  5. Kahneman, Daniel & Wakker, Peter P & Sarin, Rakesh, 1997. "Back to Bentham? Explorations of Experienced Utility," The Quarterly Journal of Economics, MIT Press, vol. 112(2), pages 375-405, May.
  6. John Beshears & James Choi & David Laibson & Brigitte Madrian, 2007. "How Are Preferences Revealed?," Levine's Bibliography 122247000000001760, UCLA Department of Economics.
  7. Loewenstein, George & O'Donoghue, Ted & Rabin, Matthew, 2002. "Projection Bias in Predicting Future Utility," Working Papers 02-11, Cornell University, Center for Analytic Economics.
  8. Laibson, David I., 2000. "A Cue-Theory of Consumption," Scholarly Articles 4481496, Harvard University Department of Economics.
  9. Arthur J. Robson, 2001. "The Biological Basis of Economic Behavior," Journal of Economic Literature, American Economic Association, vol. 39(1), pages 11-33, March.
  10. Arthur J. Robson, 2001. "Why Would Nature Give Individuals Utility Functions?," Journal of Political Economy, University of Chicago Press, vol. 109(4), pages 900-929, August.
  11. Botond Koszegi & Matthew Rabin, 2005. "A Model of Reference-Dependent Preferences," Levine's Bibliography 784828000000000341, UCLA Department of Economics.
  12. Larry Samuelson, 2004. "Information-Based Relative Consumption Effects," Econometrica, Econometric Society, vol. 72(1), pages 93-118, 01.
  13. Arthur J. Robson, 2002. "Evolution and Human Nature," Journal of Economic Perspectives, American Economic Association, vol. 16(2), pages 89-106, Spring.
  14. Ernst Fehr & Antonio Rangel, 2011. "Neuroeconomic Foundations of Economic Choice--Recent Advances," Journal of Economic Perspectives, American Economic Association, vol. 25(4), pages 3-30, Fall.
  15. Luis Rayo & Gary S. Becker, 2007. "Evolutionary Efficiency and Happiness," Journal of Political Economy, University of Chicago Press, vol. 115, pages 302-337.
Full references (including those not matched with items on IDEAS)
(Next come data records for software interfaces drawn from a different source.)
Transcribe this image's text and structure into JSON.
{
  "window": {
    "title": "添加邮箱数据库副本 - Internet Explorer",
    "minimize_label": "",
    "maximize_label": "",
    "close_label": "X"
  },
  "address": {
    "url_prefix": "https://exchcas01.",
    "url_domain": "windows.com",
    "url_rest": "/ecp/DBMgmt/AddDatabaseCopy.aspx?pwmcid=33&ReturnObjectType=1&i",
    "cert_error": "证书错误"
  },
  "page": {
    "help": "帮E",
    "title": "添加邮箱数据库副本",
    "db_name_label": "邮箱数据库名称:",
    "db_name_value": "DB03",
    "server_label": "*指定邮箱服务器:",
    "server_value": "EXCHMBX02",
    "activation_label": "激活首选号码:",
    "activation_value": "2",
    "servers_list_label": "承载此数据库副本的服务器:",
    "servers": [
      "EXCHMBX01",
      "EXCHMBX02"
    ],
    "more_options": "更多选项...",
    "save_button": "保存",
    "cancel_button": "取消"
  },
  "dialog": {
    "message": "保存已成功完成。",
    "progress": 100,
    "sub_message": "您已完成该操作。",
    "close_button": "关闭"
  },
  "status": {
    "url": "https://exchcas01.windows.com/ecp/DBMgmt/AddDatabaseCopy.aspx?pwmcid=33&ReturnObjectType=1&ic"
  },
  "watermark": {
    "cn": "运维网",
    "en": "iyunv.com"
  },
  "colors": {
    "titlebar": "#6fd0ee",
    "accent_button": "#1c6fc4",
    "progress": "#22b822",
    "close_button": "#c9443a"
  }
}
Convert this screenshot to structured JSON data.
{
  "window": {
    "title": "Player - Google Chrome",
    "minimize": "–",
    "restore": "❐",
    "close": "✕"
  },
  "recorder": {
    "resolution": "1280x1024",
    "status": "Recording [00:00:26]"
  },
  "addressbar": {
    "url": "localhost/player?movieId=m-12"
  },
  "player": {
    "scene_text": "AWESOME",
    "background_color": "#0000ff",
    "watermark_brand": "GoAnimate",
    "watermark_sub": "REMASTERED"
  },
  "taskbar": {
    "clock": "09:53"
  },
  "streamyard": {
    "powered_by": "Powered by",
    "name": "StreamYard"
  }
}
This item is not listed on Wikipedia, on a reading list or among the top items on IDEAS.

When requesting a correction, please mention this item's handle: RePEc:eee:joepsy:v:33:y:2012:i:6:p:1182-1192. See general information about how to correct material in RePEc.

For technical questions regarding this item, or to correct its authors, title, abstract, bibliographic or download information, contact: (Zhang, Lei)

If you have authored this item and are not yet registered with RePEc, we encourage you to do it here. This allows to link your profile to this item. It also allows you to accept potential citations to this item that we are uncertain about.

If references are entirely missing, you can add them using this form.

If the full references list an item that is present in RePEc, but the system did not link to it, you can help with this form.

If you know of missing items citing this one, you can help us creating those links by adding the relevant references in the same way as above, for each refering item. If you are a registered author of this item, you may also want to check the "citations" tab in your profile, as there may be some citations waiting for confirmation.

Please note that corrections may take a couple of weeks to filter through the various RePEc services.

This information is provided to you by IDEAS at the Research Division of the Federal Reserve Bank of St. Louis using RePEc data.